- The Occupying Powers would retain general supervision over officer recruitment and be extremely careful about reliance upon Germany’s old officer class. A great deal could be done now to influence the future German officer corps;
- There would remain Prohibited and Limited Industries in Germany and a Military Security Board to exercise continued military control. Certain changes in these agreements would be necessary but Germany would be restricted to the contribution of ground units and prohibited from making vital military equipment.
The above and perhaps additional safeguards can be obtained if we act now. As time proceeds, it is a certainty that Germany would demand more and more a status of full equality in connection with the provision armed units. There is today in Germany a spirit for European integration which has been greatly aided by the efforts of the French. We desire to take advantage of this situa[tion …].1
Our intelligence sources inform us—

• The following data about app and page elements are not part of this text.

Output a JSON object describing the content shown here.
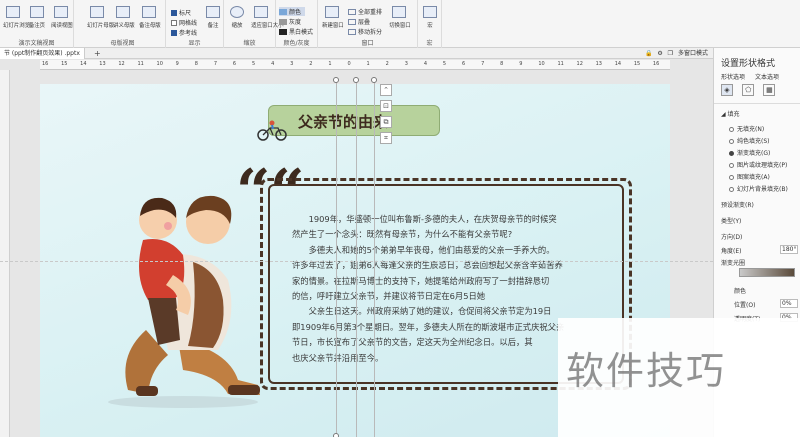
{
  "ribbon": {
    "groups": [
      {
        "label": "演示文稿视图",
        "buttons": [
          "幻灯片浏览",
          "备注页",
          "阅读视图"
        ]
      },
      {
        "label": "母版视图",
        "buttons": [
          "幻灯片母版",
          "讲义母版",
          "备注母版"
        ]
      },
      {
        "label": "显示",
        "checks": [
          "标尺",
          "网格线",
          "参考线"
        ],
        "extra": "备注"
      },
      {
        "label": "缩放",
        "buttons": [
          "缩放",
          "适应窗口大小"
        ]
      },
      {
        "label": "颜色/灰度",
        "items": [
          "颜色",
          "灰度",
          "黑白模式"
        ]
      },
      {
        "label": "窗口",
        "buttons": [
          "新建窗口"
        ],
        "items": [
          "全部重排",
          "层叠",
          "移动拆分"
        ],
        "switch": "切换窗口"
      },
      {
        "label": "宏",
        "buttons": [
          "宏"
        ]
      }
    ]
  },
  "tabs": {
    "doc_name": "节 (ppt制作翻页效果) .pptx",
    "add": "+",
    "right_label": "多窗口模式"
  },
  "ruler": {
    "ticks": [
      "16",
      "15",
      "14",
      "13",
      "12",
      "11",
      "10",
      "9",
      "8",
      "7",
      "6",
      "5",
      "4",
      "3",
      "2",
      "1",
      "0",
      "1",
      "2",
      "3",
      "4",
      "5",
      "6",
      "7",
      "8",
      "9",
      "10",
      "11",
      "12",
      "13",
      "14",
      "15",
      "16"
    ]
  },
  "slide": {
    "title": "父亲节的由来",
    "quote_mark": "“",
    "paragraphs": [
      {
        "first": "1909年，华盛顿一位叫布鲁斯-多德的夫人，在庆贺母亲节的时候突",
        "rest": [
          "然产生了一个念头：既然有母亲节，为什么不能有父亲节呢?"
        ]
      },
      {
        "first": "多德夫人和她的5个弟弟早年丧母，他们由慈爱的父亲一手养大的。",
        "rest": [
          "许多年过去了，姐弟6人每逢父亲的生辰忌日，总会回想起父亲含辛茹苦养",
          "家的情景。在拉斯马博士的支持下，她提笔给州政府写了一封措辞恳切",
          "的信，呼吁建立父亲节，并建议将节日定在6月5日她"
        ]
      },
      {
        "first": "父亲生日这天。州政府采纳了她的建议，仓促间将父亲节定为19日",
        "rest": [
          "即1909年6月第3个星期日。翌年，多德夫人所在的斯波堪市正式庆祝父亲",
          "节日，市长宣布了父亲节的文告，定这天为全州纪念日。以后，其",
          "也庆父亲节并沿用至今。"
        ]
      }
    ]
  },
  "pane": {
    "title": "设置形状格式",
    "tabs": [
      "形状选项",
      "文本选项"
    ],
    "fill_section": "填充",
    "fill_options": [
      {
        "label": "无填充(N)",
        "selected": false
      },
      {
        "label": "纯色填充(S)",
        "selected": false
      },
      {
        "label": "渐变填充(G)",
        "selected": true
      },
      {
        "label": "图片或纹理填充(P)",
        "selected": false
      },
      {
        "label": "图案填充(A)",
        "selected": false
      },
      {
        "label": "幻灯片背景填充(B)",
        "selected": false
      }
    ],
    "props": [
      "预设渐变(R)",
      "类型(Y)",
      "方向(D)",
      "角度(E)",
      "渐变光圈",
      "颜色",
      "位置(O)",
      "透明度(T)"
    ],
    "angle_value": "180°",
    "position_value": "0%",
    "transparency_value": "0%"
  },
  "watermark": "软件技巧",
  "colors": {
    "accent": "#2b579a",
    "title_pill": "#b7d29c",
    "frame": "#4a3426",
    "slide_bg": "#dcf2f4"
  }
}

- Soviet forces are in an advanced state of readiness for war and could initiate offensive operations without warning.
- They could at any time seize and occupy Western Germany east of the Rhine, the North Sea ports, and the Low Countries.
- With limited preparation and troop movement indicative of such intention, they could initiate an attack to overrun the entire continent of Europe, initially excluding the United Kingdom and the Iberian Peninsula.
- The total USSR armed forces are more than 4,000,000 men and probably could be increased to 10,000,000 men in 30 days.
- Over half the Soviet Army of 2,500,000 ground troops is stationed in the Western part of the USSR, Germany, and the Satellites.
- The Soviet troop strength is increased by more than 600,000 men of the European Satellite armies under Soviet control.
- We know that the Soviet Air Force has been developing strategic striking force and building up jet fighter units.
- We know that the Soviet Navy has been emphasizing submarine warfare.
The above situation, coupled with the known long-range objectives of the Kremlin, have produced a situation which has convinced all our countries that we must sacrifice for our own security and do so quickly while we still have the shield of decided atomic superiority. The stated intentions of the French have indicated that they are fully aware of [Page 1412] this danger. Let us not minimize this danger in arguing a cause against German units or delude ourselves into thinking that the real danger is from Germany. The nature of Germany’s last defeat and the evolution of world affairs indicates that Germany can in the future be a military threat only if aligned with a major power or powers against us. The day has gone where Germany unaided could threaten the peace of the world. Let us make sure that Germany adds her weight to our side and that the Ruhr and German skill is not aligned against us.
We cannot ignore the steps being taken in the Soviet zone of Germany and elsewhere on the basis that these are moves in the psychological war of nerves. We can only assume in our planning that the following steps in Germany are indicative of greater intentions:
- Airfield reconstruction accelerated. In at least seven locations long runways are being built; hangar space is being expanded; 356 swept wing jet fighters are already there.
- Increased stockpiling of automotive aviation fuel. Controls are being tightened; civilian gasoline allotments have decreased notably.
- Increasing stockpiling of all types of engines and replacement parts.
- Intensified replacement military equipment with latest types.
- Locomotives and freight cars in Soviet zone being prepared to meet any future wartime requirements. Preparations are being made to fit box cars with seats to hold maximum number of men. Bridges are being strengthened. Accelerated work being done on strategic railroad lines.
- Bereitschaften training has been extended; concentration on officer type training indicates this force of cadre type for quick expansion.
- Underground radio and communication centers being developed for tie-in with similar preparations throughout Satellite area.
- Parts of several lines are missing from the source text.↩